Given the purposes of God and His plan to accomplish those purposes, He sent prophets into the world so that He could bring the guilt of the world on evil people. Also, however, He sent them “with the result” that His wrath could be poured out upon the earth and the earth cleansed of evil. Bill Mounce writes: “Prophets and wise men and teachers (leaders of the early church) will be sent to them, but they, like their forefathers, will persecute and kill the messengers of God. As a result, the guilt for all the innocent blood shed on earth will fall on them.”a
Matthew 23:35 and Luke 11:50 are also supporting evidence for a pre-Tribulation Rapture of the Christian Church. God is righteous, and it does not seem fair of God to punish one generation of people for all the sin that happened from Adam until their generation—about 6,000 years of sin—without giving them a way to escape that punishment. After all, all that unfortunate generation did was be born at the wrong time and be the generation of the Great Tribulation. But God planned for the Christian Church and the Rapture before the foundation of the world (Eph. 1:4), and so He saw, but kept the Church Age a secret (Eph. 3:1-5).

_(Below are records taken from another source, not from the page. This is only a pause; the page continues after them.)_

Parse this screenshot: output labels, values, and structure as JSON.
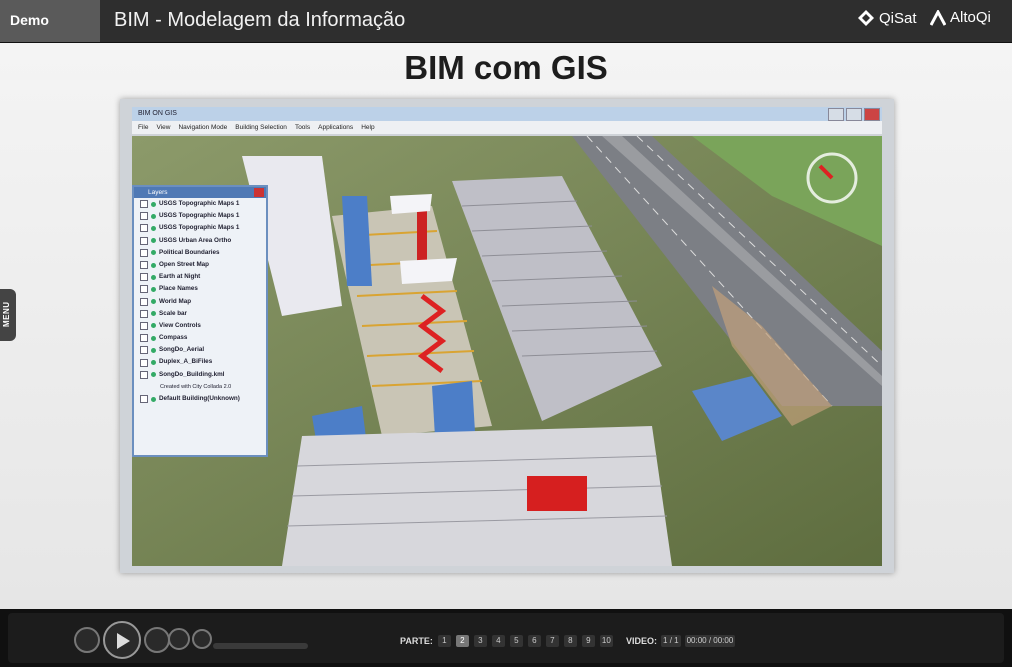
{
  "header": {
    "demo_label": "Demo",
    "title": "BIM - Modelagem da Informação",
    "brand_qisat": "QiSat",
    "brand_altoqi": "AltoQi"
  },
  "slide": {
    "title": "BIM com GIS",
    "menu_label": "MENU"
  },
  "window": {
    "title": "BIM ON GIS",
    "menu": [
      "File",
      "View",
      "Navigation Mode",
      "Building Selection",
      "Tools",
      "Applications",
      "Help"
    ]
  },
  "layers": {
    "title": "Layers",
    "items": [
      "USGS Topographic Maps 1",
      "USGS Topographic Maps 1",
      "USGS Topographic Maps 1",
      "USGS Urban Area Ortho",
      "Political Boundaries",
      "Open Street Map",
      "Earth at Night",
      "Place Names",
      "World Map",
      "Scale bar",
      "View Controls",
      "Compass",
      "SongDo_Aerial",
      "Duplex_A_BiFiles",
      "SongDo_Building.kml",
      "Default Building(Unknown)"
    ],
    "note": "Created with City Collada 2.0"
  },
  "controls": {
    "parte_label": "PARTE:",
    "parts": [
      "1",
      "2",
      "3",
      "4",
      "5",
      "6",
      "7",
      "8",
      "9",
      "10"
    ],
    "video_label": "VIDEO:",
    "video_counter": "1 / 1",
    "time": "00:00 / 00:00"
  }
}
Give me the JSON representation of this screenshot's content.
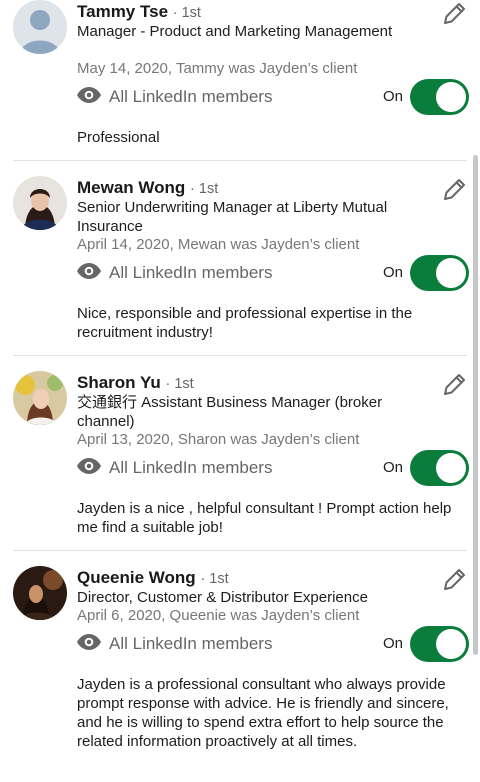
{
  "visibility_label": "All LinkedIn members",
  "toggle_label": "On",
  "colors": {
    "toggle_on": "#0a7d3c",
    "name": "#191919",
    "meta": "#777777"
  },
  "recommendations": [
    {
      "name": "Tammy Tse",
      "degree": "· 1st",
      "headline": "Manager - Product and Marketing Management",
      "date": "May 14, 2020, Tammy was Jayden’s client",
      "message": "Professional",
      "visibility_enabled": true
    },
    {
      "name": "Mewan Wong",
      "degree": "· 1st",
      "headline": "Senior Underwriting Manager at Liberty Mutual Insurance",
      "date": "April 14, 2020, Mewan was Jayden’s client",
      "message": "Nice, responsible and professional expertise in the recruitment industry!",
      "visibility_enabled": true
    },
    {
      "name": "Sharon Yu",
      "degree": "· 1st",
      "headline": "交通銀行 Assistant Business Manager (broker channel)",
      "date": "April 13, 2020, Sharon was Jayden’s client",
      "message": "Jayden is a nice , helpful consultant ! Prompt action help me find a suitable job!",
      "visibility_enabled": true
    },
    {
      "name": "Queenie Wong",
      "degree": "· 1st",
      "headline": "Director, Customer & Distributor Experience",
      "date": "April 6, 2020, Queenie was Jayden’s client",
      "message": "Jayden is a professional consultant who always provide prompt response with advice.  He is friendly and sincere, and he is willing to spend extra effort to help source the related information proactively at all times.",
      "visibility_enabled": true
    }
  ]
}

The Rapture will end the Church Age, the Administration of Grace, and at that time everyone who believed in the Lord and got born again will be taken into heaven. That will mean that no believers will be left on earth, only unbelievers. So God planned for, but kept secret, a way to make sure that before the Great Tribulation every righteous person who believed would escape that terrible time on earth.
[For more verses in which Jesus says that his return would be soon, see commentary on Matt. 16:28. For more information about the Eden-like Messianic Kingdom that will be on earth, see Appendix 3: “Christ’s Future Kingdom on Earth.” For more information about why, historically, “that generation” did not experience the wrath Jesus spoke about, and why the Rapture is a righteous act of God, see commentary on Luke 11:50. For more on the Rapture, see commentary on 1 Thess. 4:17. For more information on annihilation in Gehenna, see Appendix 5: “Annihilation in the Lake of Fire.” For more information on suffering for doing good, see 1 Peter 2:20, 3:14, 17; 4:16, 19.]

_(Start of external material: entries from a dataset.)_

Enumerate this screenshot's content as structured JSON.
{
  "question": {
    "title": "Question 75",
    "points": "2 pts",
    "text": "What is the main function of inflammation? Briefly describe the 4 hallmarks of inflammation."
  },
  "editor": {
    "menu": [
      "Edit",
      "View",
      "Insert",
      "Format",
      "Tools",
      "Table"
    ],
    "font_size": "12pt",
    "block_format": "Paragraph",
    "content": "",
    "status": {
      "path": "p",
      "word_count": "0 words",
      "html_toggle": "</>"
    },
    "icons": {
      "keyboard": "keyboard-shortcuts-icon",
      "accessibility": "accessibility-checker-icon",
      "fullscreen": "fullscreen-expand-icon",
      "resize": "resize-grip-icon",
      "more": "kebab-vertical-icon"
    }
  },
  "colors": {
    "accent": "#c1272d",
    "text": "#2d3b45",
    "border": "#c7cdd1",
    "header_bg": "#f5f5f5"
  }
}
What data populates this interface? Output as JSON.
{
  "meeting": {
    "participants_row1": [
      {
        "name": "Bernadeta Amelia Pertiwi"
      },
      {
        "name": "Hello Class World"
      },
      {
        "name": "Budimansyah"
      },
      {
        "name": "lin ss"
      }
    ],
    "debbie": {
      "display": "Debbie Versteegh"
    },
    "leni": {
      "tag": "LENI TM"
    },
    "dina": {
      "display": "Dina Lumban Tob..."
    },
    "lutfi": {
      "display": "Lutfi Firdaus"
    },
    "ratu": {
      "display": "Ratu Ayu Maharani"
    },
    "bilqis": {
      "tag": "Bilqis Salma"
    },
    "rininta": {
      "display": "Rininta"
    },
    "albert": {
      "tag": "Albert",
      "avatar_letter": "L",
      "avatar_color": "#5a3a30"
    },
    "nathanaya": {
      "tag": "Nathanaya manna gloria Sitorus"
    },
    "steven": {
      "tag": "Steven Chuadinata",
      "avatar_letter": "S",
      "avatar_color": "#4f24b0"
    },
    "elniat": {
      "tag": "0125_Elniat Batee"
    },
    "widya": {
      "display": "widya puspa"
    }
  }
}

“will come.” The verb erchomai (#2064 ἔρχομαι) is in the subjunctive mood, but that is due to the conjunction hopōs at the beginning of the verse. Therefore, the verb must be translated from the context, which is future (cp. HCSB, NET).
“Zechariah.” The “Zechariah” that Jesus speaks of is almost certainly Zechariah the priest that was unjustly murdered in 2 Chron. 24:20-22, the last book of the Hebrew Bible. (Unlike modern Christian Bibles, the last book of the Hebrew Bible, then and today, is 2 Chronicles.) Thus, Zechariah would be one of whom the religious leaders would have said, “If we had been in the days of our fathers we would not have been partners with them in the blood of the prophets” (Matt. 23:30) but actually they would have. The religious leaders could not deny that Zechariah was unjustly murdered, because it is in the Old Testament. As Zechariah was dying from being stoned to death, he said, “May Yahweh look at it and repay it” (2 Chron. 24:22), and Yahweh will repay the people of earth for their evil in the Great Tribulation, which Jesus speaks about in Matthew 24 (cp. Mark 13 and Luke 21).